Microgreens are plants that can produce an antibiotic called kanamycin, but they have the potential to be even more powerful if researchers can develop more effective ways to kill harmful bacteria, researchers said.
They said the findings could have major implications for people who live with certain kinds of infections, including the common cold, tuberculosis and pneumonia.
Microgreen drugs have been available for about 20 years.
The researchers said they wanted to know whether microgreen plants could be developed into new kinds of antibiotics, as well as whether they could be used as food and medicine to treat specific infections.
They have now reported that kanamyin can be produced from microgrew plants.
The new study appears online in the journal Nature Plants.
In their study, the researchers looked at how microgrees responded to antibiotic treatments, and how kanamyins antibiotic activity changed over time.
They then compared their results with those from a group of more traditional plants.
Microganomics: a new way to understand plant growth and development source Medical Journal Today title Microgrew-like plants develop antibiotic resistance as they grow article Microganisms, or plants that grow and respond to changes in environment, are known to have a variety of uses.
For example, they are often used to treat infections and prevent disease.
Microgans also can help people with allergies or other conditions.
The problem with some of these uses is that they tend to be limited.
The idea of using microgans as drugs has long been an open question, but the research is the first to examine how a plant can become a new type of antibiotic.
The scientists say their research shows how plants can be used to develop new drugs, and what the potential of these plants could mean for the world’s food supply.
“Microganomics is the emerging field of plant genetic engineering and gene-editing to create new and potentially effective drugs,” said study leader Benjamin K. Johnson, a Ph.
D. candidate in the Department of Biochemistry and Molecular Biology at the University of Arizona.
Johnson and his colleagues were able to grow microgans in culture to see how they responded to different drugs.
The results showed that they responded very well to the antibiotic pyridostigmine, which was developed in the 1980s.
But when the researchers switched the microgan into a different type of microgan, it had no effect.
The microgan also showed resistance to the fluoroquinolone antibiotics metronidazole and azithromycin, as the researchers found with other plants that they tested.
The team also found that the bacteria in the microgans were able, over time, to produce kanamyalin, a highly active antibiotic.
The findings also indicated that the plants were able.
So, why are these plants effective?
Johnson said there are a number of factors.
One is that the microgrown plants are actually very easy to grow and can be grown on conventional soil.
The plants also respond well to chemicals like antibiotics.
And they grow very fast.
However, Johnson said that there are other factors at play.
The plant also has a very high tolerance to different chemicals.

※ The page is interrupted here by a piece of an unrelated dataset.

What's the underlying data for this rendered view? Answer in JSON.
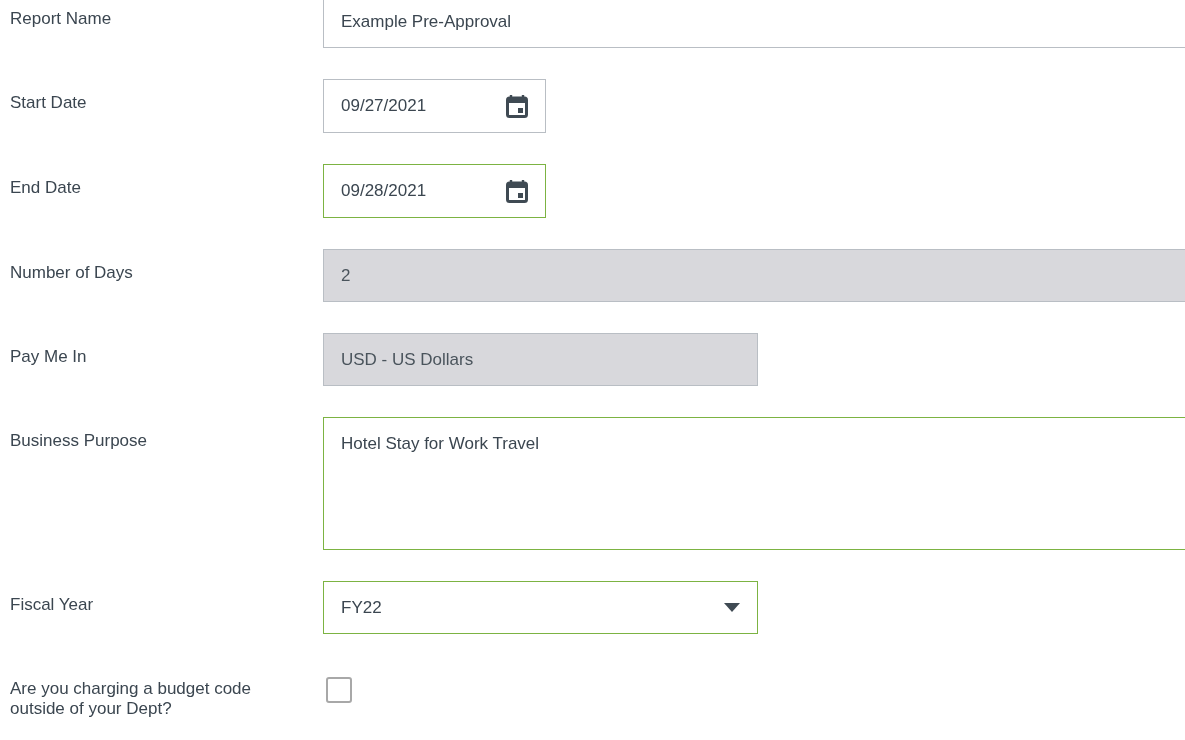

This means that, even when exposed to antibiotics, the microgranate plants could continue to produce the drug for up to a week.
And the plants are also able to produce other compounds that help make the plants more resistant to antibiotics.
Another factor that Johnson said may be important is that these plants grow very quickly.
When the researchers tried to grow the microgrubs on conventional land, they grew them in just two days, instead of the five to six days the plants had grown on land that was much bigger.
Johnson said it also may be that the chemicals in the plants help them to produce more kanamydin, because the chemicals help them metabolize the drug.
But he said this study is just one step toward a better understanding of how plants are used as drug candidates.